Tally the lines in the data below where the word "icon" appears, and give the tally alone.

[Website and app data records]
○ ○ ○ ○

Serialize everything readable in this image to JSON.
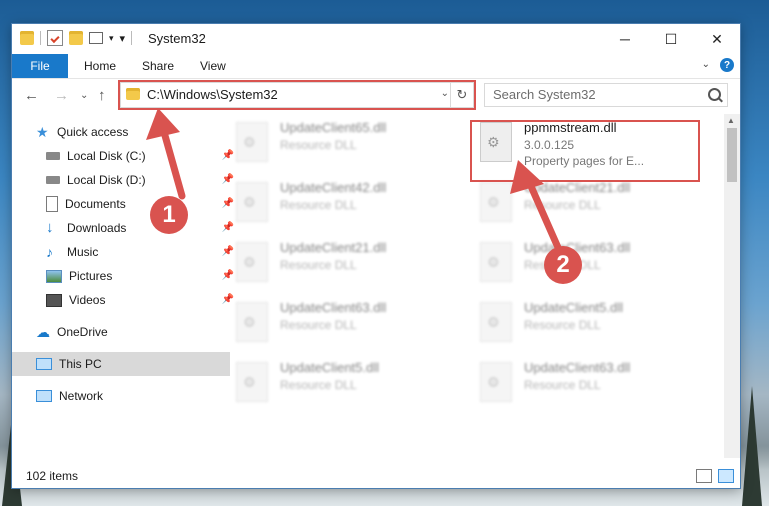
{
  "window": {
    "title": "System32"
  },
  "ribbon": {
    "tabs": [
      "File",
      "Home",
      "Share",
      "View"
    ]
  },
  "addressbar": {
    "path": "C:\\Windows\\System32"
  },
  "search": {
    "placeholder": "Search System32"
  },
  "sidebar": {
    "items": [
      {
        "label": "Quick access",
        "icon": "star-icon",
        "pinned": false
      },
      {
        "label": "Local Disk (C:)",
        "icon": "drive-icon",
        "pinned": true
      },
      {
        "label": "Local Disk (D:)",
        "icon": "drive-icon",
        "pinned": true
      },
      {
        "label": "Documents",
        "icon": "document-icon",
        "pinned": true
      },
      {
        "label": "Downloads",
        "icon": "download-icon",
        "pinned": true
      },
      {
        "label": "Music",
        "icon": "music-icon",
        "pinned": true
      },
      {
        "label": "Pictures",
        "icon": "pictures-icon",
        "pinned": true
      },
      {
        "label": "Videos",
        "icon": "video-icon",
        "pinned": true
      },
      {
        "label": "OneDrive",
        "icon": "cloud-icon",
        "pinned": false
      },
      {
        "label": "This PC",
        "icon": "computer-icon",
        "pinned": false,
        "selected": true
      },
      {
        "label": "Network",
        "icon": "network-icon",
        "pinned": false
      }
    ]
  },
  "files": {
    "highlighted": {
      "name": "ppmmstream.dll",
      "version": "3.0.0.125",
      "description": "Property pages for E..."
    },
    "left_column": [
      {
        "name": "UpdateClient65.dll",
        "type": "Resource DLL"
      },
      {
        "name": "UpdateClient42.dll",
        "type": "Resource DLL"
      },
      {
        "name": "UpdateClient21.dll",
        "type": "Resource DLL"
      },
      {
        "name": "UpdateClient63.dll",
        "type": "Resource DLL"
      },
      {
        "name": "UpdateClient5.dll",
        "type": "Resource DLL"
      }
    ],
    "right_column": [
      {
        "name": "UpdateClient21.dll",
        "type": "Resource DLL"
      },
      {
        "name": "UpdateClient63.dll",
        "type": "Resource DLL"
      },
      {
        "name": "UpdateClient5.dll",
        "type": "Resource DLL"
      },
      {
        "name": "UpdateClient63.dll",
        "type": "Resource DLL"
      }
    ]
  },
  "status": {
    "items_count": "102 items"
  },
  "annotations": {
    "step1": "1",
    "step2": "2"
  },
  "colors": {
    "accent": "#1979ca",
    "highlight": "#d9534f"
  }
}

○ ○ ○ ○

• _Response area_:
11